Though I present to my readers Dr. Johnson's masterly thoughts on the subject, I think it proper to declare, that notwithstanding I am myself a lay patron, I do not entirely subscribe to his opinion.
On Friday, May 7, I breakfasted with him at Mr. Thrale's in the Borough. While we were alone, I endeavoured as well as I could to apologise for a lady who had been divorced from her husband by act of Parliament. I said, that he had used her very ill, had behaved brutally to her, and that she could not continue to live with him without having her delicacy contaminated; that all affection for him was thus destroyed; that the essence of conjugal union being gone, there remained only a cold form, a mere civil obligation; that she was in the prime of life, with qualities to produce happiness; that these ought not to be lost; and, that the gentleman on whose account she was divorced had gained her heart while thus unhappily situated. Seduced, perhaps, by the charms of the lady in question, I thus attempted to palliate what I was sensible could not be justified; for when I had finished my harangue, my venerable friend gave me a proper check: 'My dear Sir, never accustom your mind to mingle virtue and vice. The woman's a whore, and there's an end on't.'
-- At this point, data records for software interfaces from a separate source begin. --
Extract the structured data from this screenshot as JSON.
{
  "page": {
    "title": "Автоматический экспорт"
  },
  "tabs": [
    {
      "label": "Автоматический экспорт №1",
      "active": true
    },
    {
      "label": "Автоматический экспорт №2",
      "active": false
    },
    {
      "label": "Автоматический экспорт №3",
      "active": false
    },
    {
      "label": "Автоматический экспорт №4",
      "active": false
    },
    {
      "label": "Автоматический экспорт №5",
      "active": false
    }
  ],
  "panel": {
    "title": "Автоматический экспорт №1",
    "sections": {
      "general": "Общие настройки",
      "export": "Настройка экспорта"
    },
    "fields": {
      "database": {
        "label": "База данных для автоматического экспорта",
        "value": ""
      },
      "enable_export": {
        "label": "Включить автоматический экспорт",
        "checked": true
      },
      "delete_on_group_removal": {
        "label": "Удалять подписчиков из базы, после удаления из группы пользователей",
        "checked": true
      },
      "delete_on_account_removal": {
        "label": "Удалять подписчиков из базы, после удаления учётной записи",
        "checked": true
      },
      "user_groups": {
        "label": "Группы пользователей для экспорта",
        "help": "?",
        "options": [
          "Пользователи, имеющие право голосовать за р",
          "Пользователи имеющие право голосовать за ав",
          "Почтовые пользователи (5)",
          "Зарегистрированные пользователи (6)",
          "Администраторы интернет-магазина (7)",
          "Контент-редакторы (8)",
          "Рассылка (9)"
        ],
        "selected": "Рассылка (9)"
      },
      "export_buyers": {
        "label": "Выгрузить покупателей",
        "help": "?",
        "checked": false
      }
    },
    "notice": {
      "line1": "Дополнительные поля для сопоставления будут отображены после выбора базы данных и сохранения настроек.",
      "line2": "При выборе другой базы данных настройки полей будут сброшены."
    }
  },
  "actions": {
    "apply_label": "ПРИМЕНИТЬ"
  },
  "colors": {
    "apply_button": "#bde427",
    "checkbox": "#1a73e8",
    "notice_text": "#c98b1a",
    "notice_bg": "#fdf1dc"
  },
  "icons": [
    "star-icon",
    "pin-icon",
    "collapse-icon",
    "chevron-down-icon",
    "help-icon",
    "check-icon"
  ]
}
He described the father of one of his friends thus: 'Sir, he was so exuberant a talker at publick meeting, that the gentlemen of his county were afraid of him.